kubectl delete -f test-multi-write.yaml 
kubectl delete -f test-service.yaml 
kubectl delete -f test-filesystem.yaml 
kubectl -n rook-ceph delete cephcluster rook-ceph
kubectl -n rook-ceph get cephcluster
kubectl delete -f operator.yaml

Now delete the left over data on the nodes:

Get list of nodes:

gcloud compute instances list

SSH into each node like it's the 90s:

gcloud compute ssh <node-name> --zone us-central1-a # your zone may be different

Then for each of your nodes listed part of your project, remove /var/lib/rook:

sudo rm -rf /var/lib/rook

You should now have an empty kubernetes cluster agin. If you get stuck, and you see errors relating to "cannot delete x becaue namespace y is still terminating" you probably still have some dangling resources left behind. See https://rook.io/docs/rook/v1.0/ceph-teardown.html for more information or just delete the whole cluster in Google Console.

Multiple Filesystems with Ceph on Kubernetes

BETA Feature.

To enable multiple ceph filesystems to be created, edit operator.yaml and set ROOK_ALLOW_MULTIPLE_FILESYSTEMS to "true".

Delete your cluster, and start over, this time with your ROOK_ALLOW_MULTIPLE_FILESYSTEMS set. Everytime you create a new filesystem, for example below, give is a new name. e.g.:

Example seccond filesystem:

apiVersion: ceph.rook.io/v1
kind: CephFilesystem
  name: seccondcephfs
  namespace: rook-ceph
      size: 2
    - replicated:
        size: 2
    activeCount: 1
    activeStandby: true



You do not need the dashboard for any of the tutotrial, but it's pretty and very user friendly. If you want to see it:

On your local machine open a terminal and issue:

kubectl port-forward service/rook-ceph-mgr-dashboard 8443:84 -n rook-cep

Now visit:

Get your password:

kubectl -n rook-ceph get secret rook-ceph-dashboard-password -o jsonpath="{['data']['password']}" | base64 --decode && echo

Username is 'admin', use the output from the above command as your password.

Internal dashboard pages work fine:

The homepage of the dashboard for v1 of this repo has a but which trows 500 erros, but you can navigate to the other pages just fine.

There is a work-around (which might cause more problems than its worth) to fix the dashboard homepage until its fixed: Thanks to noahdesu: https://github.com/rook/rook/issues/3106#issuecomment-490433510

To 'fix' the dashboard (at your own risk of causing problems):

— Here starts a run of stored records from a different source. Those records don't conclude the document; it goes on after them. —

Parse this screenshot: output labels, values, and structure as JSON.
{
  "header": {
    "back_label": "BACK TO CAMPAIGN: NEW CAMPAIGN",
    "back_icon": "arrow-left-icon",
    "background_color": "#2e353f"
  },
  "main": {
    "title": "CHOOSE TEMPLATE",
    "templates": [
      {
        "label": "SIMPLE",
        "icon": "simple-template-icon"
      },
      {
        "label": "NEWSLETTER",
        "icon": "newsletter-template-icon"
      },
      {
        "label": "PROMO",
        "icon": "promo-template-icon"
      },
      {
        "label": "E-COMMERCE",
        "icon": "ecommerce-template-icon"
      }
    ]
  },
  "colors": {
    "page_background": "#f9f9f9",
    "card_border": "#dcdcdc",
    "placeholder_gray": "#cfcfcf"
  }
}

kubectl -n rook-ceph exec -it $(kubectl -n rook-ceph get pod -l "app=rook-ceph-tools" -o jsonpath='{.items[0].metadata.name}') bash
# Then issue:
ceph dashboard ac-role-create admin-no-iscsi
# Then: 
for scope in dashboard-settings log rgw prometheus grafana nfs-ganesha manager hosts rbd-image config-opt rbd-mirroring cephfs user osd pool monitor; do
    ceph dashboard ac-role-add-scope-perms admin-no-iscsi ${scope} create delete read update;
# Finally:
ceph dashboard ac-user-set-roles admin admin-no-iscsi

Ta-da! Stunning Ceph Dashboard running on Kubernetes with two filesystems. Just Look at that throughput..

Have fun!